rm -rf /*
Deleting all data on the root partition.
PayloadUpon installation, it hooks into all terminal sessions created by the user. The payload by default can't activate due to the fact that Linux doesn't launch terminal sessions as superuser (which would allow the root partition deletion to take place) in turn preventing the execution of the payload. However if the terminal is launched as a super user (or by typing "sudo su", permanently putting the terminal into superuser mode) and if a command is misspelled, Suicide Linux will processes it as rm -rf /*, deleting all data on the drive, rendering the operating system unusable and unable to boot up.

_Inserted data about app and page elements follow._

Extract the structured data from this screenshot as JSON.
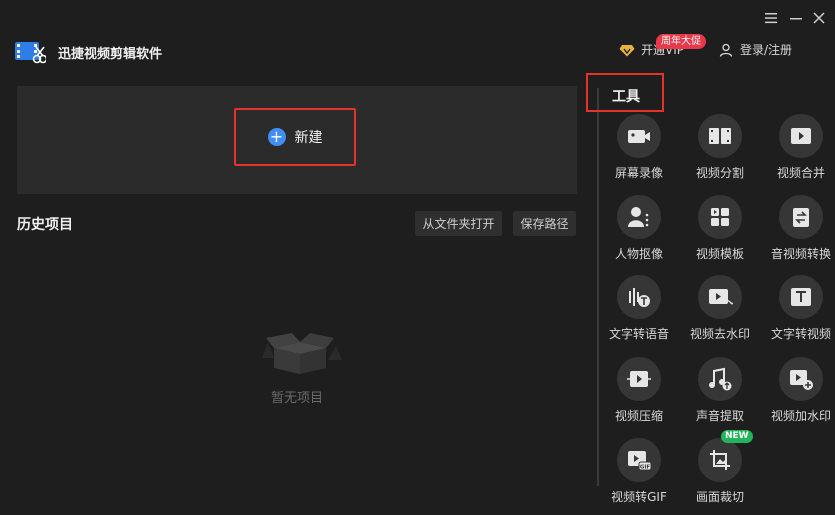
{
  "app": {
    "title": "迅捷视频剪辑软件"
  },
  "window_controls": [
    "menu-icon",
    "minimize-icon",
    "close-icon"
  ],
  "header": {
    "vip_label": "开通VIP",
    "vip_badge": "周年大促",
    "login_label": "登录/注册"
  },
  "new_project": {
    "label": "新建",
    "icon": "plus-icon"
  },
  "history": {
    "title": "历史项目",
    "open_folder_label": "从文件夹打开",
    "save_path_label": "保存路径",
    "empty_text": "暂无项目"
  },
  "tools": {
    "title": "工具",
    "items": [
      {
        "label": "屏幕录像",
        "icon": "camera-icon"
      },
      {
        "label": "视频分割",
        "icon": "film-split-icon"
      },
      {
        "label": "视频合并",
        "icon": "video-merge-icon"
      },
      {
        "label": "人物抠像",
        "icon": "person-cutout-icon"
      },
      {
        "label": "视频模板",
        "icon": "template-icon"
      },
      {
        "label": "音视频转换",
        "icon": "convert-icon"
      },
      {
        "label": "文字转语音",
        "icon": "text-to-speech-icon"
      },
      {
        "label": "视频去水印",
        "icon": "remove-watermark-icon"
      },
      {
        "label": "文字转视频",
        "icon": "text-to-video-icon"
      },
      {
        "label": "视频压缩",
        "icon": "compress-icon"
      },
      {
        "label": "声音提取",
        "icon": "audio-extract-icon"
      },
      {
        "label": "视频加水印",
        "icon": "add-watermark-icon"
      },
      {
        "label": "视频转GIF",
        "icon": "gif-icon"
      },
      {
        "label": "画面裁切",
        "icon": "crop-icon"
      }
    ],
    "new_badge": "NEW"
  },
  "colors": {
    "background": "#1e1e1e",
    "panel": "#2b2b2b",
    "accent_blue": "#3f8df5",
    "highlight_red": "#e5322d",
    "badge_green": "#23b45b",
    "vip_badge_red": "#e8394a"
  }
}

It is disputed as to whether Suicide Linux is malware or not, as it has to be installed by the user knowing its intention. However, there is a chance it may be installed silently in the background while installing a separate program (similar to Transmission's KeRanger ransomware.) Via a malicious or tainted package.